According to media reports, seven accomplices of Tunisian-borne French resident Mohamed Lahouaiej Bouhlel—the man who drove a 20-ton truck into Bastille Day crowds in Nice—have been charged with aiding in “murder by a group with terror links” and violating weapons laws “in relation to terror groups.” The existence of such accomplices would seem to contradict initial news reports denying any
BRUSSELS, Belgium—As the escalator rises out of the Molenbeek subway station, the first sounds you hear are children laughing and calling out to one another. With entrances to the metro at either end of a row of townhouses, you are left with the unlikely impression of a village square. Here young children ride bicycles and teach each other to balance on hover boards. Older men play cricket, some in button-down shirts, some wearing South Asian salwar kameez. A younger boy practices bowling (that’s “pitching” in cricket) as he watches them.

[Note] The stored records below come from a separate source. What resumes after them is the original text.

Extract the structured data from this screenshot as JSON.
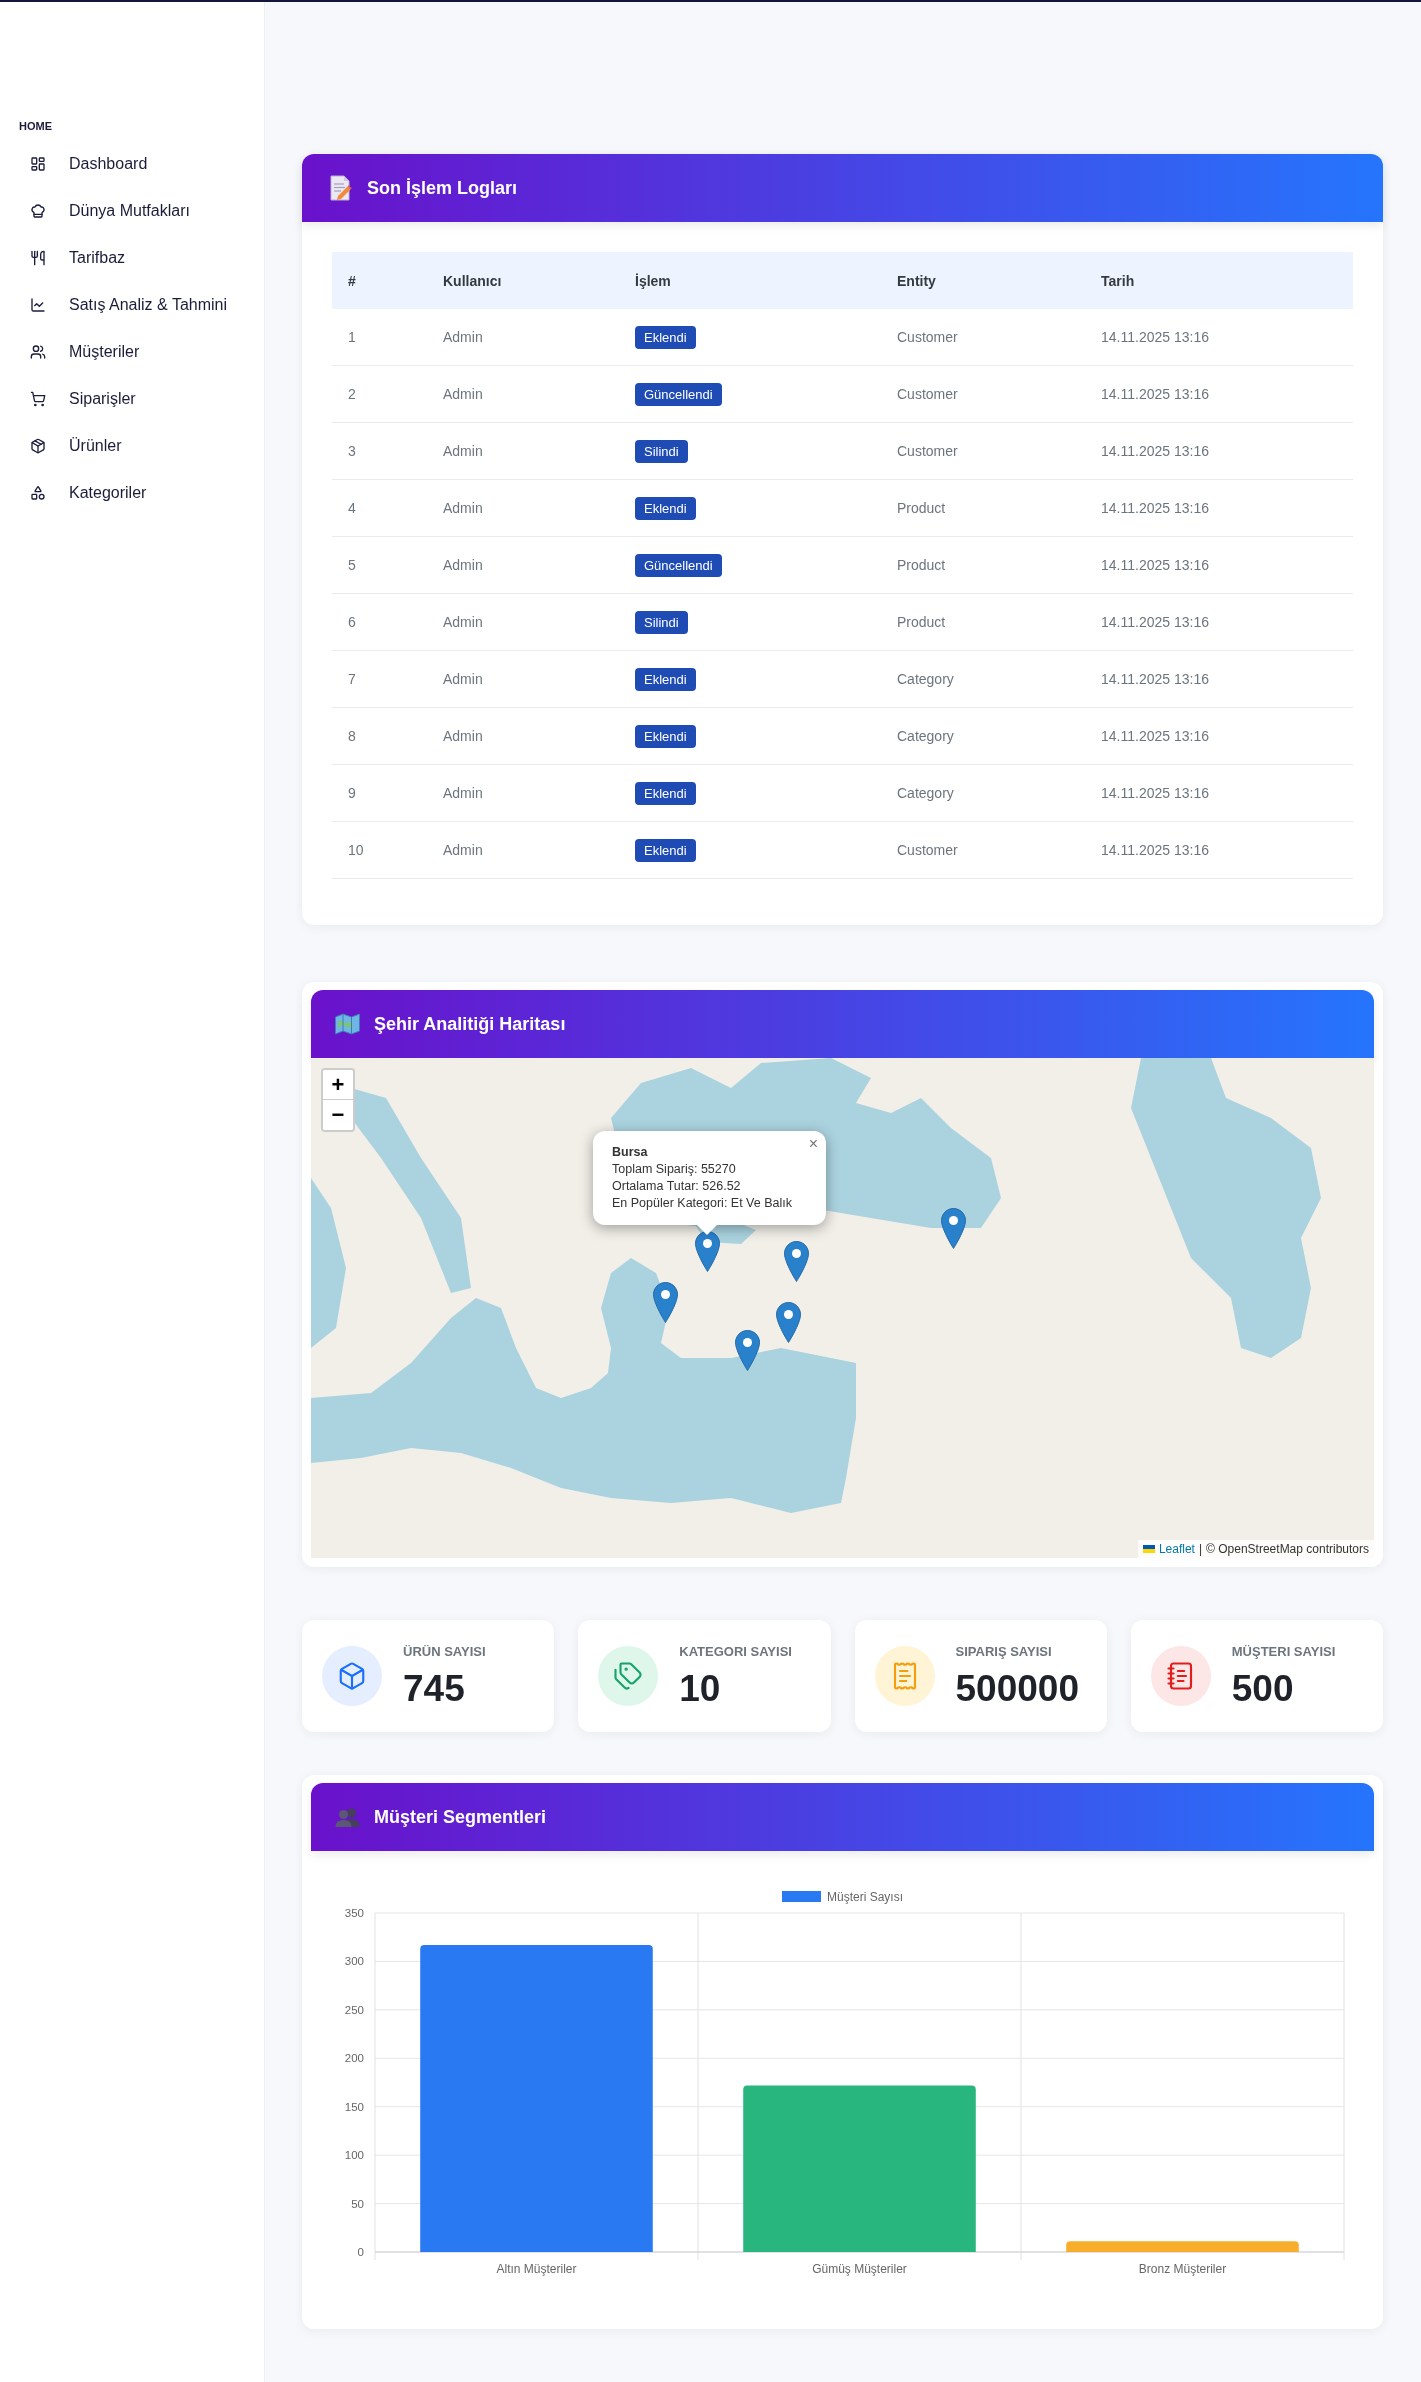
{
  "sidebar": {
    "section": "HOME",
    "items": [
      {
        "label": "Dashboard"
      },
      {
        "label": "Dünya Mutfakları"
      },
      {
        "label": "Tarifbaz"
      },
      {
        "label": "Satış Analiz & Tahmini"
      },
      {
        "label": "Müşteriler"
      },
      {
        "label": "Siparişler"
      },
      {
        "label": "Ürünler"
      },
      {
        "label": "Kategoriler"
      }
    ]
  },
  "log_card": {
    "title": "Son İşlem Logları",
    "columns": [
      "#",
      "Kullanıcı",
      "İşlem",
      "Entity",
      "Tarih"
    ],
    "rows": [
      {
        "no": "1",
        "user": "Admin",
        "action": "Eklendi",
        "entity": "Customer",
        "date": "14.11.2025 13:16"
      },
      {
        "no": "2",
        "user": "Admin",
        "action": "Güncellendi",
        "entity": "Customer",
        "date": "14.11.2025 13:16"
      },
      {
        "no": "3",
        "user": "Admin",
        "action": "Silindi",
        "entity": "Customer",
        "date": "14.11.2025 13:16"
      },
      {
        "no": "4",
        "user": "Admin",
        "action": "Eklendi",
        "entity": "Product",
        "date": "14.11.2025 13:16"
      },
      {
        "no": "5",
        "user": "Admin",
        "action": "Güncellendi",
        "entity": "Product",
        "date": "14.11.2025 13:16"
      },
      {
        "no": "6",
        "user": "Admin",
        "action": "Silindi",
        "entity": "Product",
        "date": "14.11.2025 13:16"
      },
      {
        "no": "7",
        "user": "Admin",
        "action": "Eklendi",
        "entity": "Category",
        "date": "14.11.2025 13:16"
      },
      {
        "no": "8",
        "user": "Admin",
        "action": "Eklendi",
        "entity": "Category",
        "date": "14.11.2025 13:16"
      },
      {
        "no": "9",
        "user": "Admin",
        "action": "Eklendi",
        "entity": "Category",
        "date": "14.11.2025 13:16"
      },
      {
        "no": "10",
        "user": "Admin",
        "action": "Eklendi",
        "entity": "Customer",
        "date": "14.11.2025 13:16"
      }
    ]
  },
  "map_card": {
    "title": "Şehir Analitiği Haritası",
    "zoom_in": "+",
    "zoom_out": "−",
    "popup": {
      "title": "Bursa",
      "lines": [
        "Toplam Sipariş: 55270",
        "Ortalama Tutar: 526.52",
        "En Popüler Kategori: Et Ve Balık"
      ],
      "close": "×"
    },
    "attribution": {
      "link": "Leaflet",
      "separator": "|",
      "text": "© OpenStreetMap contributors"
    }
  },
  "stats": [
    {
      "label": "ÜRÜN SAYISI",
      "value": "745"
    },
    {
      "label": "KATEGORI SAYISI",
      "value": "10"
    },
    {
      "label": "SIPARIŞ SAYISI",
      "value": "500000"
    },
    {
      "label": "MÜŞTERI SAYISI",
      "value": "500"
    }
  ],
  "segments_card": {
    "title": "Müşteri Segmentleri",
    "chart_data": {
      "type": "bar",
      "grid": true,
      "categories": [
        "Altın Müşteriler",
        "Gümüş Müşteriler",
        "Bronz Müşteriler"
      ],
      "series": [
        {
          "name": "Müşteri Sayısı",
          "color": "#2979f2",
          "colors": [
            "#2979f2",
            "#28b67e",
            "#f8ad2c"
          ],
          "values": [
            317,
            172,
            11
          ]
        }
      ],
      "ylim": [
        0,
        350
      ],
      "yticks": [
        0,
        50,
        100,
        150,
        200,
        250,
        300,
        350
      ]
    }
  }
}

Last October, before the Islamic State’s terrorist attacks in Paris and Brussels, I argued that the security risks from Syrian refugees are, in general, low, but the potential ones are considerable if the crisis is handled poorly. In particular, I worried that refugees with no links to terrorists would be let into the West in a fit of generosity, but then ignored, mistreated, and marginalized over time – making them potential supporters of terrorism.
The attacks in Brussels on Tuesday morning are a harrowing reminder that global threats to liberal democracy are born domestically as well as abroad. It is incumbent upon lawmakers in Europe and in the United States to respond to concerns about public safety and to put forth a viable strategy to combat violent extremism over the long-term.
Editor's Note: This piece originally appears on Markaz.
Legislators in France are watching closely the fight between Apple and the FBI, but, in the meantime, the French National Assembly has amended a pending counterterrorism bill to impose heavy penalties on technology companies that fail to cooperate in decrypting communications relating to terrorism investigations.
On Friday, February 19, the Constitutional Council upheld two articles of the state-of-emergency law—meeting bans and warrantless searches—as constitutional, but struck down a provision allowing the police to copy data when conducting such searches. Separately, the French Parliament extended the state of emergency through the end of May.
The National Assembly voted this week to adopt an amendment that would enshrine the state of emergency in the French Constitution and extend denaturalization to dual-nationals born in France who are convicted of terrorism.
The vote in the National Assembly was 317 for, 199 against, with 55 abstentions. The Senate is expected to take up the bill in mid-March—for constitutional reforms, a four-week delay is required between reviews by each house.
Editor's Note: The 2015 Islamic State attacks in Paris highlighted not only the terrorist threat to Europe, but also the many European failings in intelligence and border security. Marc Hecker of the French Institute for International Relations identifies the wide range of problems Europe faces and the need for more resources, more harmonization, and less free riding.